|@ 20 meters||Mfg||Measured Candela||Meters||Yards|
|High||27,893 cd||27,600 cd||332 m||363 yards|
|Med||9,525 cd||10,000 cd||200 m||219 yards|
|Low||857 cd||1,200 cd||69 m||76 yards|
|@ 5 meters||Mfg||Measured Candela||Meters||Yards|
|High||27,893 cd||29,625 cd||344 m||376 yards|
|Med||9,525 cd||9,925 cd||199 m||218 yards|
|Low||857 cd||975 cd||62 m||68 yards|
The shed is about 65 meters / 71 yards away.
Disclaimer: This flashlight was sent to me for review at no cost, by Fenix. I have not been paid to review, nor have I been holding back on problems or defects.
- Interesting switch design
- High quality build
- No PWM
- Instant access to High and Strobe
- No real low mode
- SST40 LED has a slightly greenish hue in Low
5 stars: ★★★★★
The Fenix TK11 TAC does what it needs to do. Being a tactical flashlight, you have instant access to High and Turbo. I don’t personally care, because this is a tactical flashlight, but some people will miss a real low mode. The dual switch design is nice and you don’t need to switch menus by X amount of clicks.
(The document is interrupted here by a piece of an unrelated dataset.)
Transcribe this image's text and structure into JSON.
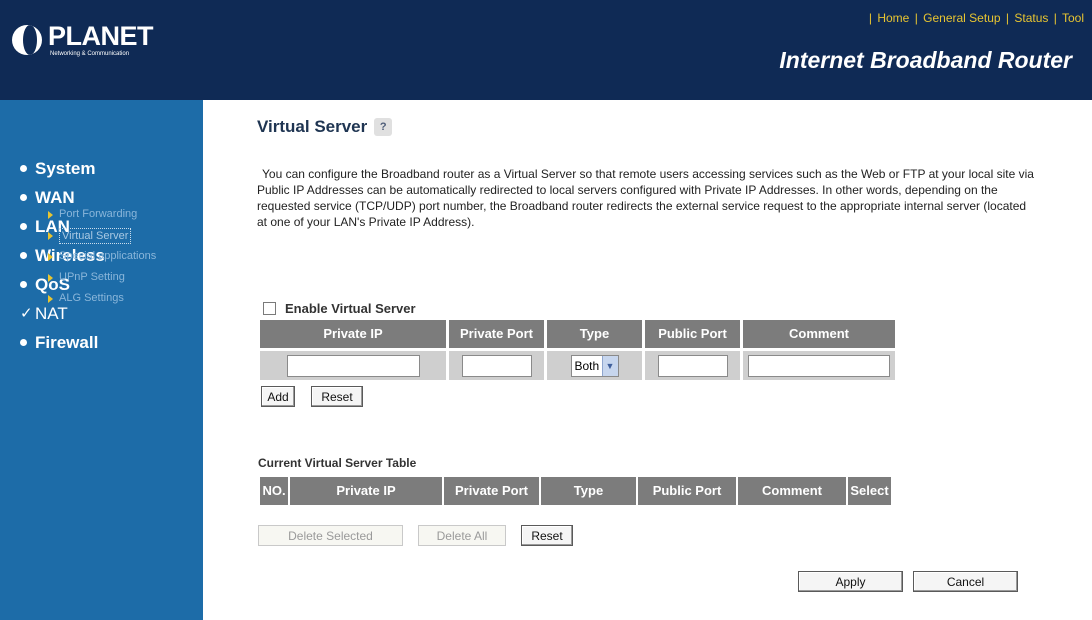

Just turn the dial and you have either Tactical mode or Duty mode. Easy peasy.